John Seitz’s gloomily atmospheric photography, coupled with set designer Hal Pereira’s interiors created a moody synergy. For the first time, Wilder evoked his own roots in the German Expressionistic style that would come to define film noir. He told Cameron Crowe he was greatly influenced by Fritz Lang’s M. The exteriors were real, as Richard Schickel says, “Put simply, the movie has a very firm sense of place—no movie, no documentary or fictional offers a better sense of how the Los Angeles of its moment looked—but at the same time it energizes that reality with a subtle air of menace” (Schickel 10). The sets were not pristine, the way the smooth Art Deco sets of the 30s were. When it was time to shoot, Wilder would dirty up the set by turning over a few ashtrays, and blowing aluminum particles in the air to create the dust house of a slovenly housekeeper…quite precisely, a slut.
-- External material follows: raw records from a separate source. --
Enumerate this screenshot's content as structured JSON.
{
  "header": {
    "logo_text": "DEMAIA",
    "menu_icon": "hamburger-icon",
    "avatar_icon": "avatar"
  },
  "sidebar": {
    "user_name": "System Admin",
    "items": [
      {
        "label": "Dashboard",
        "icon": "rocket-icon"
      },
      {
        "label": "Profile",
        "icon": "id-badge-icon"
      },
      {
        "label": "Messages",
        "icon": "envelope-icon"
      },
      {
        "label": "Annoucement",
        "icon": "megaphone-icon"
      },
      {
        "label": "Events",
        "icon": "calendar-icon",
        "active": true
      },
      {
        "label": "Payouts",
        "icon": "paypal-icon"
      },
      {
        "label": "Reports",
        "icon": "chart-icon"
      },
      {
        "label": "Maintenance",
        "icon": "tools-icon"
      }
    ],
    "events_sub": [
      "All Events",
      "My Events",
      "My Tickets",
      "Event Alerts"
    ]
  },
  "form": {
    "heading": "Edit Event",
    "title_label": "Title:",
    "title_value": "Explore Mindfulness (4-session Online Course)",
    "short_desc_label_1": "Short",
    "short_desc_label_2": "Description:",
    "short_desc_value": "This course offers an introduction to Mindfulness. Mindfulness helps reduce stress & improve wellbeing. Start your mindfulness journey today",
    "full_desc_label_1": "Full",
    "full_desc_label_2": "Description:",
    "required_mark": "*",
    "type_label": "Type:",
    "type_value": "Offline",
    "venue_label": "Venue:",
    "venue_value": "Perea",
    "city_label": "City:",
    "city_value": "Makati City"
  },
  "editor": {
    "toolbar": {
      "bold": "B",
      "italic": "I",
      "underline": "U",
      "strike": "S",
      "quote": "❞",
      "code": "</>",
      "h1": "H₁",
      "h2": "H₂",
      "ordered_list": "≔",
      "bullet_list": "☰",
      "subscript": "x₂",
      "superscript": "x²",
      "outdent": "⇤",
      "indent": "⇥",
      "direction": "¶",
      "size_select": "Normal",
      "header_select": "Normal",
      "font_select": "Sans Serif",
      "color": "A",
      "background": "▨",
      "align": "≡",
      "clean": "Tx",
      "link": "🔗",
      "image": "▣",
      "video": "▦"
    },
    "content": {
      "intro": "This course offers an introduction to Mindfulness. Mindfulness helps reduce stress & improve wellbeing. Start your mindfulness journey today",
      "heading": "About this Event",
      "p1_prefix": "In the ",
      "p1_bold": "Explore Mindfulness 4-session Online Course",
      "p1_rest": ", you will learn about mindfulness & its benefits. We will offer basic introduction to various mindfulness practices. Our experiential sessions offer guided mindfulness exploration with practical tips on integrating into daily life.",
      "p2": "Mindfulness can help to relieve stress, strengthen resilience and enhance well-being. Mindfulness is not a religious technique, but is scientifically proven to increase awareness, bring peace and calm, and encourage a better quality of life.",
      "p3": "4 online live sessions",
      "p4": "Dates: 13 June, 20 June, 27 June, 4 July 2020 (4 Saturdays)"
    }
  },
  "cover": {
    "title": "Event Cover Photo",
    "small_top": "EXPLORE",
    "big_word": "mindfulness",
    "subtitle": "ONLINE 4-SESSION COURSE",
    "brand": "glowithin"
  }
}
Edith Head’s iconic costumes get relatively little attentions in her biographies, even the fanciest new one by Jay Jorgenson, in spite of a legendary, lust-inciting ankle bracelet. Phyllis’ platinum wig continues to be a point of contention, but it does give her an icy gloss. Many of her clothes are simple, but a tight fitting sweater and skirt go a long way towards making Walter lose control. Head would revisit her costumes when she dressed Steve Martin in them in her last film, Dead Men Don't Wear Plaid. Miklos Rozsa’s dissonant score upped the tension. The grocery store, based on Jerry’s Market on Melrose Avenue was stocked with real food, which made everyone uncomfortable during the era of wartime rationing. Armed guards were posted to make sure that nobody went shopping on the soundstage.
This great character portrait highlights her bombshell sweater and great chucky 40s necklace.
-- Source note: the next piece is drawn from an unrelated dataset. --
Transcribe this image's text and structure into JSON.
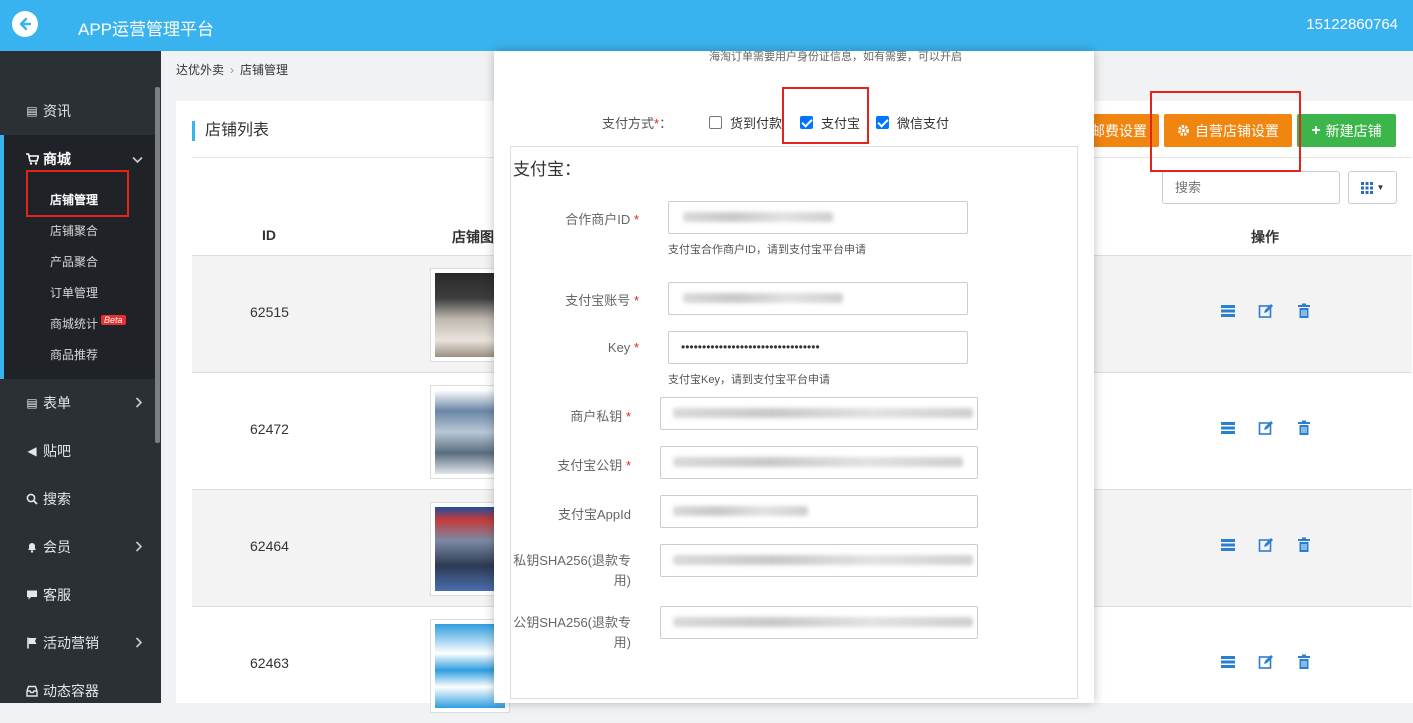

On Oscar night, it was Leo McCarey’s sentimental Going My Way that swept the awards. Double Indemnity was deeply disturbing to the American psyche, a breath of chill air during an era of sentimental wartime propaganda. Wilder showed “what movies had until then hesitated to admit openly, the anti-romantic possibility that sexual attraction can easily turn into sexual obsession, and that once it does it has a terrible power to victimize and criminalize. This, of course would turn out to be one of film noir’s great themes, and in a less obvious way, one of Wilder’s great themes, too” (Schickel 20). Once, Billy Wilder said it was his favorite of all his amazing films. Why? “It has the fewest mistakes” (Schickel 69).
Photos: anonymous movie start scrapbooks and www.doctormacro.com. Sources include On Sunset Boulevard by Ed Sikov, Wilder Times: The Life of Billy Wilder by Kevin Lally, Conversations with Wilder by Cameron Crowe, Double Indemnity by Richard Schickel, Edith Head by Jay Jorgensen, Dark City by Eddie Muller.